▶ What the task asks: All entries should be output exactly as they stand.

(Entries from a dataset of interfaces)
==============================

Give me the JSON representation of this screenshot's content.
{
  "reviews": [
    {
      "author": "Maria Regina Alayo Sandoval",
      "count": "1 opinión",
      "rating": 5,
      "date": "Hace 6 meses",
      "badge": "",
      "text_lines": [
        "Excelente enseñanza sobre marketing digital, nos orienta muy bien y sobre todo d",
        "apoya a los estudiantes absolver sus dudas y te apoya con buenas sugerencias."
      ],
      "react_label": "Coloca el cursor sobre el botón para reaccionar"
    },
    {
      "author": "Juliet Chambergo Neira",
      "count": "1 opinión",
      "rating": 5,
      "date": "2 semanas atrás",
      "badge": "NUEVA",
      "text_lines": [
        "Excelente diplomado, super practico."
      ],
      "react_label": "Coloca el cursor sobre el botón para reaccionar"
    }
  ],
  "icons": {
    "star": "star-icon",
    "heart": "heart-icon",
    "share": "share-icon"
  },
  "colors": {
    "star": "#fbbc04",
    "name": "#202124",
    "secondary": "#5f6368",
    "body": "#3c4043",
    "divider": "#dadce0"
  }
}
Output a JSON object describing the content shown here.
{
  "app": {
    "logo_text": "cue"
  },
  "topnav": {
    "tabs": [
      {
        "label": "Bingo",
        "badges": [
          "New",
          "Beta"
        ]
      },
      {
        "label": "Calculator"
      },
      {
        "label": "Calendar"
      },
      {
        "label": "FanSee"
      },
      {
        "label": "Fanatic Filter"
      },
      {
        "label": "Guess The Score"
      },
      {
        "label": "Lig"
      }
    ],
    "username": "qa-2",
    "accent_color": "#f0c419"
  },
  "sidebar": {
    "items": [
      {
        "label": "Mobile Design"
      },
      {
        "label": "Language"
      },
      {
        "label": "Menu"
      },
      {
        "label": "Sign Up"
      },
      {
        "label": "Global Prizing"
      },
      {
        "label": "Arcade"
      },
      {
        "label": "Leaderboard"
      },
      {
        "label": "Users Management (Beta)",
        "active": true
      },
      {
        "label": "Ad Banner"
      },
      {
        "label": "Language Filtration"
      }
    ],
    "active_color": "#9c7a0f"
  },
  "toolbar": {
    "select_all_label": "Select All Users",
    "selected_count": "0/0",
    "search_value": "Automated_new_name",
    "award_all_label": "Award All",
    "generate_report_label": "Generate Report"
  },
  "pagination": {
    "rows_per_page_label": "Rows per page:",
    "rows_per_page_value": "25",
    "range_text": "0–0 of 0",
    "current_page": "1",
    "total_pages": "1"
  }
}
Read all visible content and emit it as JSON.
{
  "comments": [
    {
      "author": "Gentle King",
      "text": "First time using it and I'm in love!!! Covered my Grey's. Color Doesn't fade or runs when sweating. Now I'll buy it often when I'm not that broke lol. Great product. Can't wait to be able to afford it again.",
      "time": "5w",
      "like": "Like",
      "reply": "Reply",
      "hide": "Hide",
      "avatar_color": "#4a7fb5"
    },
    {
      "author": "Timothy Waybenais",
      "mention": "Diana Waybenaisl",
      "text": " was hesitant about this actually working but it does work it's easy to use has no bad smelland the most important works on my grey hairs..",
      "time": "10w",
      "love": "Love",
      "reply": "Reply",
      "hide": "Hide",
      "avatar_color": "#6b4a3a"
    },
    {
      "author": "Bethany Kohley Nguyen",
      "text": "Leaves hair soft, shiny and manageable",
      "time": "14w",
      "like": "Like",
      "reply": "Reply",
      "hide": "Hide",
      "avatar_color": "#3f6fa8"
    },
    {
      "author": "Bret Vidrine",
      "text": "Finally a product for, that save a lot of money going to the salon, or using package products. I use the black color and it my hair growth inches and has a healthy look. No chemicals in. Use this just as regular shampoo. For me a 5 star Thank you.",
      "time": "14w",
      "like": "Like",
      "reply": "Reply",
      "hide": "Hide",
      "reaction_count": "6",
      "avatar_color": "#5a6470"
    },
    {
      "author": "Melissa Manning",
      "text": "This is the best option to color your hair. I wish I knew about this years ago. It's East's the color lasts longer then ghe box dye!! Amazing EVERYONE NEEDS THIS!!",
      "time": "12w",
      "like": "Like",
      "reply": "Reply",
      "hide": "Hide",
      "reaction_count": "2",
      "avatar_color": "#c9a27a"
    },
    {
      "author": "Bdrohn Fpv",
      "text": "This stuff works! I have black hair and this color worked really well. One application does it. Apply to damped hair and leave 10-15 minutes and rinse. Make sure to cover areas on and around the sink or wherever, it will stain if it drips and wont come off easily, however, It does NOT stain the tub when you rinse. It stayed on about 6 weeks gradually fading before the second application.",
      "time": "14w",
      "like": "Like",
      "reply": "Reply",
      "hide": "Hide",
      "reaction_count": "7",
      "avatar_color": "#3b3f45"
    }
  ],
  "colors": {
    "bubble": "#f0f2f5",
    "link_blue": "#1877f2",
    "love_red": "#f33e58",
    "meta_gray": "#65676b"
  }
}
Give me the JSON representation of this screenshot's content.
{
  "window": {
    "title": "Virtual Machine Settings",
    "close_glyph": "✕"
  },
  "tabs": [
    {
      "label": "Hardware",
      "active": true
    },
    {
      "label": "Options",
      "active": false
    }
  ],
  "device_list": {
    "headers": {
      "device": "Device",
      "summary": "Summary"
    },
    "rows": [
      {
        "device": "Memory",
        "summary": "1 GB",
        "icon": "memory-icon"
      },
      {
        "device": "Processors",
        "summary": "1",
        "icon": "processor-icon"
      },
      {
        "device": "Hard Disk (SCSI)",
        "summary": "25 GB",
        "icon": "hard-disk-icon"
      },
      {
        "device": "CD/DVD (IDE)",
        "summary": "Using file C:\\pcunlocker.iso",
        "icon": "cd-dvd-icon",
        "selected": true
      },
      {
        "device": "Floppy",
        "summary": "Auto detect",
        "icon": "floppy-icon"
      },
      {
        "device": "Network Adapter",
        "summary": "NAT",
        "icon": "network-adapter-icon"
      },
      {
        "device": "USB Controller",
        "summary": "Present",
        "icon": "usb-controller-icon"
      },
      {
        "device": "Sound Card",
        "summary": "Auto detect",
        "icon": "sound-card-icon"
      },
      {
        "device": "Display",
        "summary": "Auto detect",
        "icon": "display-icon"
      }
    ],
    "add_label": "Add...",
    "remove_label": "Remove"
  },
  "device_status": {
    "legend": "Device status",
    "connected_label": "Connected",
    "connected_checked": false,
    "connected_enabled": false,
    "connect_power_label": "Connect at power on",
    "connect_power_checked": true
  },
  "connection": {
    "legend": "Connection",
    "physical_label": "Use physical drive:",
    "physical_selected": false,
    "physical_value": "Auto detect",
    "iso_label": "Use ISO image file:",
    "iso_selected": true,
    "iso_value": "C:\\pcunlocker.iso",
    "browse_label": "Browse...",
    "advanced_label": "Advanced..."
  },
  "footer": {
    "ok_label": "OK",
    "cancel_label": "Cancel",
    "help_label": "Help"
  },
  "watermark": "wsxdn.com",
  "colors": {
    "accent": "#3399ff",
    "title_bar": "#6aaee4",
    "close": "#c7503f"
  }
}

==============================

▶ Task result:
Give me the JSON representation of this screenshot's content.
{
  "reviews": [
    {
      "author": "Maria Regina Alayo Sandoval",
      "count": "1 opinión",
      "rating": 5,
      "date": "Hace 6 meses",
      "badge": "",
      "text_lines": [
        "Excelente enseñanza sobre marketing digital, nos orienta muy bien y sobre todo d",
        "apoya a los estudiantes absolver sus dudas y te apoya con buenas sugerencias."
      ],
      "react_label": "Coloca el cursor sobre el botón para reaccionar"
    },
    {
      "author": "Juliet Chambergo Neira",
      "count": "1 opinión",
      "rating": 5,
      "date": "2 semanas atrás",
      "badge": "NUEVA",
      "text_lines": [
        "Excelente diplomado, super practico."
      ],
      "react_label": "Coloca el cursor sobre el botón para reaccionar"
    }
  ],
  "icons": {
    "star": "star-icon",
    "heart": "heart-icon",
    "share": "share-icon"
  },
  "colors": {
    "star": "#fbbc04",
    "name": "#202124",
    "secondary": "#5f6368",
    "body": "#3c4043",
    "divider": "#dadce0"
  }
}
Output a JSON object describing the content shown here.
{
  "app": {
    "logo_text": "cue"
  },
  "topnav": {
    "tabs": [
      {
        "label": "Bingo",
        "badges": [
          "New",
          "Beta"
        ]
      },
      {
        "label": "Calculator"
      },
      {
        "label": "Calendar"
      },
      {
        "label": "FanSee"
      },
      {
        "label": "Fanatic Filter"
      },
      {
        "label": "Guess The Score"
      },
      {
        "label": "Lig"
      }
    ],
    "username": "qa-2",
    "accent_color": "#f0c419"
  },
  "sidebar": {
    "items": [
      {
        "label": "Mobile Design"
      },
      {
        "label": "Language"
      },
      {
        "label": "Menu"
      },
      {
        "label": "Sign Up"
      },
      {
        "label": "Global Prizing"
      },
      {
        "label": "Arcade"
      },
      {
        "label": "Leaderboard"
      },
      {
        "label": "Users Management (Beta)",
        "active": true
      },
      {
        "label": "Ad Banner"
      },
      {
        "label": "Language Filtration"
      }
    ],
    "active_color": "#9c7a0f"
  },
  "toolbar": {
    "select_all_label": "Select All Users",
    "selected_count": "0/0",
    "search_value": "Automated_new_name",
    "award_all_label": "Award All",
    "generate_report_label": "Generate Report"
  },
  "pagination": {
    "rows_per_page_label": "Rows per page:",
    "rows_per_page_value": "25",
    "range_text": "0–0 of 0",
    "current_page": "1",
    "total_pages": "1"
  }
}
Read all visible content and emit it as JSON.
{
  "comments": [
    {
      "author": "Gentle King",
      "text": "First time using it and I'm in love!!! Covered my Grey's. Color Doesn't fade or runs when sweating. Now I'll buy it often when I'm not that broke lol. Great product. Can't wait to be able to afford it again.",
      "time": "5w",
      "like": "Like",
      "reply": "Reply",
      "hide": "Hide",
      "avatar_color": "#4a7fb5"
    },
    {
      "author": "Timothy Waybenais",
      "mention": "Diana Waybenaisl",
      "text": " was hesitant about this actually working but it does work it's easy to use has no bad smelland the most important works on my grey hairs..",
      "time": "10w",
      "love": "Love",
      "reply": "Reply",
      "hide": "Hide",
      "avatar_color": "#6b4a3a"
    },
    {
      "author": "Bethany Kohley Nguyen",
      "text": "Leaves hair soft, shiny and manageable",
      "time": "14w",
      "like": "Like",
      "reply": "Reply",
      "hide": "Hide",
      "avatar_color": "#3f6fa8"
    },
    {
      "author": "Bret Vidrine",
      "text": "Finally a product for, that save a lot of money going to the salon, or using package products. I use the black color and it my hair growth inches and has a healthy look. No chemicals in. Use this just as regular shampoo. For me a 5 star Thank you.",
      "time": "14w",
      "like": "Like",
      "reply": "Reply",
      "hide": "Hide",
      "reaction_count": "6",
      "avatar_color": "#5a6470"
    },
    {
      "author": "Melissa Manning",
      "text": "This is the best option to color your hair. I wish I knew about this years ago. It's East's the color lasts longer then ghe box dye!! Amazing EVERYONE NEEDS THIS!!",
      "time": "12w",
      "like": "Like",
      "reply": "Reply",
      "hide": "Hide",
      "reaction_count": "2",
      "avatar_color": "#c9a27a"
    },
    {
      "author": "Bdrohn Fpv",
      "text": "This stuff works! I have black hair and this color worked really well. One application does it. Apply to damped hair and leave 10-15 minutes and rinse. Make sure to cover areas on and around the sink or wherever, it will stain if it drips and wont come off easily, however, It does NOT stain the tub when you rinse. It stayed on about 6 weeks gradually fading before the second application.",
      "time": "14w",
      "like": "Like",
      "reply": "Reply",
      "hide": "Hide",
      "reaction_count": "7",
      "avatar_color": "#3b3f45"
    }
  ],
  "colors": {
    "bubble": "#f0f2f5",
    "link_blue": "#1877f2",
    "love_red": "#f33e58",
    "meta_gray": "#65676b"
  }
}
Give me the JSON representation of this screenshot's content.
{
  "window": {
    "title": "Virtual Machine Settings",
    "close_glyph": "✕"
  },
  "tabs": [
    {
      "label": "Hardware",
      "active": true
    },
    {
      "label": "Options",
      "active": false
    }
  ],
  "device_list": {
    "headers": {
      "device": "Device",
      "summary": "Summary"
    },
    "rows": [
      {
        "device": "Memory",
        "summary": "1 GB",
        "icon": "memory-icon"
      },
      {
        "device": "Processors",
        "summary": "1",
        "icon": "processor-icon"
      },
      {
        "device": "Hard Disk (SCSI)",
        "summary": "25 GB",
        "icon": "hard-disk-icon"
      },
      {
        "device": "CD/DVD (IDE)",
        "summary": "Using file C:\\pcunlocker.iso",
        "icon": "cd-dvd-icon",
        "selected": true
      },
      {
        "device": "Floppy",
        "summary": "Auto detect",
        "icon": "floppy-icon"
      },
      {
        "device": "Network Adapter",
        "summary": "NAT",
        "icon": "network-adapter-icon"
      },
      {
        "device": "USB Controller",
        "summary": "Present",
        "icon": "usb-controller-icon"
      },
      {
        "device": "Sound Card",
        "summary": "Auto detect",
        "icon": "sound-card-icon"
      },
      {
        "device": "Display",
        "summary": "Auto detect",
        "icon": "display-icon"
      }
    ],
    "add_label": "Add...",
    "remove_label": "Remove"
  },
  "device_status": {
    "legend": "Device status",
    "connected_label": "Connected",
    "connected_checked": false,
    "connected_enabled": false,
    "connect_power_label": "Connect at power on",
    "connect_power_checked": true
  },
  "connection": {
    "legend": "Connection",
    "physical_label": "Use physical drive:",
    "physical_selected": false,
    "physical_value": "Auto detect",
    "iso_label": "Use ISO image file:",
    "iso_selected": true,
    "iso_value": "C:\\pcunlocker.iso",
    "browse_label": "Browse...",
    "advanced_label": "Advanced..."
  },
  "footer": {
    "ok_label": "OK",
    "cancel_label": "Cancel",
    "help_label": "Help"
  },
  "watermark": "wsxdn.com",
  "colors": {
    "accent": "#3399ff",
    "title_bar": "#6aaee4",
    "close": "#c7503f"
  }
}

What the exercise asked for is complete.